● **TO DO**:
When the string "Выровнять" occurs in a line of the listing below, return that line.

● **DATA FOR THE TASK**:
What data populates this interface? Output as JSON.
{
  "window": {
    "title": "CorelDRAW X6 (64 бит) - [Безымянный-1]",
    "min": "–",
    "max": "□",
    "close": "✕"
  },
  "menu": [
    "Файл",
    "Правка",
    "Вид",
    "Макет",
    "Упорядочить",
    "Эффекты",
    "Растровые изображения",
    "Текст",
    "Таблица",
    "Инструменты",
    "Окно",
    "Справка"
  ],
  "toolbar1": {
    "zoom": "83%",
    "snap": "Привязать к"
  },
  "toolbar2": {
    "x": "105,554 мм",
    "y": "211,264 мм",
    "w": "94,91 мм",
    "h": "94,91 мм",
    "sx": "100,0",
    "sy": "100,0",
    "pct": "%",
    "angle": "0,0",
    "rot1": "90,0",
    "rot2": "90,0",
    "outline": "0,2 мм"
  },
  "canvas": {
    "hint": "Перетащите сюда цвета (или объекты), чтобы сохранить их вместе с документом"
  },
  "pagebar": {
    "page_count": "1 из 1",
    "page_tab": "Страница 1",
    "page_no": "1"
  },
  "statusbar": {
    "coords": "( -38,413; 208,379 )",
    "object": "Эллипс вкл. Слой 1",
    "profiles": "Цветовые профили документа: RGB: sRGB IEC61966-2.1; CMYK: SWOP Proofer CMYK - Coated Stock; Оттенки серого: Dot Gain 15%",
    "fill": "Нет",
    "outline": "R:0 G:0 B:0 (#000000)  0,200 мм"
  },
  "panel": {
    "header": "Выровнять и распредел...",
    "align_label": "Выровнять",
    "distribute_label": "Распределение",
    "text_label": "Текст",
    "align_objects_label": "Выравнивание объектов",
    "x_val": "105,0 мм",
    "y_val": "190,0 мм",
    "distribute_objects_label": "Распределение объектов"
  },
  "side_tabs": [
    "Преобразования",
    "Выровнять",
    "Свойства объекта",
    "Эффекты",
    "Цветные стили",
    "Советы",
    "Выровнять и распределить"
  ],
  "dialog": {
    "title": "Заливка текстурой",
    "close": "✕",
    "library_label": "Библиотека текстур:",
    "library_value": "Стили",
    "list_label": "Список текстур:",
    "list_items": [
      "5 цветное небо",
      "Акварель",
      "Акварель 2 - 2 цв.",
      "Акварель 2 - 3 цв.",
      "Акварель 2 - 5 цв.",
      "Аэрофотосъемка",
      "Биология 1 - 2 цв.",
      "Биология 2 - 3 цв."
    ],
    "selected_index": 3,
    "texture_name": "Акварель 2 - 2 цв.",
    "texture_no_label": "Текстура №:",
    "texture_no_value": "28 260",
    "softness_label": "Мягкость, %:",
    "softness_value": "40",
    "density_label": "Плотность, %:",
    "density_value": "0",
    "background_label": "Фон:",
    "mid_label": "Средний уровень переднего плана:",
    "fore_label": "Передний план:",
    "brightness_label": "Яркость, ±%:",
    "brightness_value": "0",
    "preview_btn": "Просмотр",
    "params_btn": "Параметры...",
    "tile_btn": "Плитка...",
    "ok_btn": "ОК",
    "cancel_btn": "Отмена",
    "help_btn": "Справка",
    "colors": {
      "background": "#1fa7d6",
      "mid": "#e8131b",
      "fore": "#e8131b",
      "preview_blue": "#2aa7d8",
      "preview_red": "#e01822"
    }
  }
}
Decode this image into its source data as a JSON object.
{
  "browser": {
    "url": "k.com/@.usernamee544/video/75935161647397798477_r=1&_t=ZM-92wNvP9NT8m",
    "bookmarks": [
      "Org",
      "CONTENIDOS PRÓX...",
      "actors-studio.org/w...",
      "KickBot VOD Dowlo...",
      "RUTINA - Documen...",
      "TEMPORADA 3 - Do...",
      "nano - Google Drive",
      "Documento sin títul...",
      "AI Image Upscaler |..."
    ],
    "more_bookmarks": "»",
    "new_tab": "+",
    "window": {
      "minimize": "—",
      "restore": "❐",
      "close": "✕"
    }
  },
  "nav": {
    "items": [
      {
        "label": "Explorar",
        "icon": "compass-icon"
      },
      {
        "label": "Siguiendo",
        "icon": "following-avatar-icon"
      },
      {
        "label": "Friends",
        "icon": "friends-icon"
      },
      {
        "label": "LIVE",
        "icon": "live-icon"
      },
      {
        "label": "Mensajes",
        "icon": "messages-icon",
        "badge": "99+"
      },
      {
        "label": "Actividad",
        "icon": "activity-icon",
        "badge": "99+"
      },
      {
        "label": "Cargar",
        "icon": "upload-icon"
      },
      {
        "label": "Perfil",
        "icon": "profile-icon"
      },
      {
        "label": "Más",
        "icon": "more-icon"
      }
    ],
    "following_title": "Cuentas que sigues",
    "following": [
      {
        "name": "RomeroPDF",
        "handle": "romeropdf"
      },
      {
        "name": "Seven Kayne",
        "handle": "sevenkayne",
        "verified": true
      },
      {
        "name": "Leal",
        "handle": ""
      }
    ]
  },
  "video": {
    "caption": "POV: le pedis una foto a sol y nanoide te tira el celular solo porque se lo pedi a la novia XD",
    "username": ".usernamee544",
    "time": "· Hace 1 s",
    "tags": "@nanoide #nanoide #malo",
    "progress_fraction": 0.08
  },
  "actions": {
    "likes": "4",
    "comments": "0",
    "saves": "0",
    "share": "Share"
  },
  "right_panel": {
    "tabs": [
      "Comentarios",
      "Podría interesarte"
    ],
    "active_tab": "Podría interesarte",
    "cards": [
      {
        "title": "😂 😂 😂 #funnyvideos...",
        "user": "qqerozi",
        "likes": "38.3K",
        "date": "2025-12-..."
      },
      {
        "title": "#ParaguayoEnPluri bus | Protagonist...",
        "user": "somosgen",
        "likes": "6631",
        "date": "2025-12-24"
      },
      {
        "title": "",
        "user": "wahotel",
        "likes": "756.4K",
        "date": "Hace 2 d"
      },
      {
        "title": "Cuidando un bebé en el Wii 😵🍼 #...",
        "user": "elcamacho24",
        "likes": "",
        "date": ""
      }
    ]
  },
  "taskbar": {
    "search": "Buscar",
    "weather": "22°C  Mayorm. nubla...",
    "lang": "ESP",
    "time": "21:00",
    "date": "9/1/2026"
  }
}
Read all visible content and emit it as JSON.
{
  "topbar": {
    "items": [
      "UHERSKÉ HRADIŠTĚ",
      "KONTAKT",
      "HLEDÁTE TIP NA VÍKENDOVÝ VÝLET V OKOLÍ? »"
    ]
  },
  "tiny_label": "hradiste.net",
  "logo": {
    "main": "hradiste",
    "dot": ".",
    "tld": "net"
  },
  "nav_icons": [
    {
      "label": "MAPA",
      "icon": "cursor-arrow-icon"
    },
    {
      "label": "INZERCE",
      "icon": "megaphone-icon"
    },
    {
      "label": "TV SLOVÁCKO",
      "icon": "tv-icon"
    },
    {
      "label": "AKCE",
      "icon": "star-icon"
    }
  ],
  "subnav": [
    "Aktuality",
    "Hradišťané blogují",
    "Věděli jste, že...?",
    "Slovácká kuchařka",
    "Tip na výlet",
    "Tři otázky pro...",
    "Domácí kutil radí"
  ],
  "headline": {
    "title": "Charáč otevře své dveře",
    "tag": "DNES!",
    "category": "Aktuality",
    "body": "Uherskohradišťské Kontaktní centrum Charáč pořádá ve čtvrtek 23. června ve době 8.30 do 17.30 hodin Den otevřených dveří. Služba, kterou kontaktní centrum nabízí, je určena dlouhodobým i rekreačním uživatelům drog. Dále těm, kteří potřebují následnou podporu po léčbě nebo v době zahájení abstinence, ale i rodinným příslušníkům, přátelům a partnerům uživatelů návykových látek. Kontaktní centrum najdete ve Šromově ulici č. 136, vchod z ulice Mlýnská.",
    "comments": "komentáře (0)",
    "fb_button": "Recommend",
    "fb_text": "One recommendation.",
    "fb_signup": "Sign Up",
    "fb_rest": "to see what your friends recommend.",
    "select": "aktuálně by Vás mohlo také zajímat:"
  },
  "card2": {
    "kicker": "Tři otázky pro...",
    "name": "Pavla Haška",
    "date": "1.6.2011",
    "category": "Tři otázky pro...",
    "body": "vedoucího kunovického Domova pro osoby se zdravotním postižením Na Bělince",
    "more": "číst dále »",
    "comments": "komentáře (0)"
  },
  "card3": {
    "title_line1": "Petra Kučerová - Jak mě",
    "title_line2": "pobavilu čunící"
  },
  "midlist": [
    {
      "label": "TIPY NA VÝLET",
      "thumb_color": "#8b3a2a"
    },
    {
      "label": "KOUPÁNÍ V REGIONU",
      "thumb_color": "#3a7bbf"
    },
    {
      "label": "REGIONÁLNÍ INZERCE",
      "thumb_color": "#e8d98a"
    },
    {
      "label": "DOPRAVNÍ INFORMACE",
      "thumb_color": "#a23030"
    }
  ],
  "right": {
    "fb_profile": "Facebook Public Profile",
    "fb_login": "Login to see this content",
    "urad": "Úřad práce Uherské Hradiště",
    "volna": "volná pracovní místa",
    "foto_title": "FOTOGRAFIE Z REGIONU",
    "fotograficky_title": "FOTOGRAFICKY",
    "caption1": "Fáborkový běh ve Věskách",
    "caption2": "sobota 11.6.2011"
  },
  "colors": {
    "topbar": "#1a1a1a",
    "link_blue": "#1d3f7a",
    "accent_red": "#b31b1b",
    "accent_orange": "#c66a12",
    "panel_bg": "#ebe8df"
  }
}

● **RESPONSE AREA**:
    "header": "Выровнять и распредел...",
    "align_label": "Выровнять",
    "Выровнять",
    "Выровнять и распределить"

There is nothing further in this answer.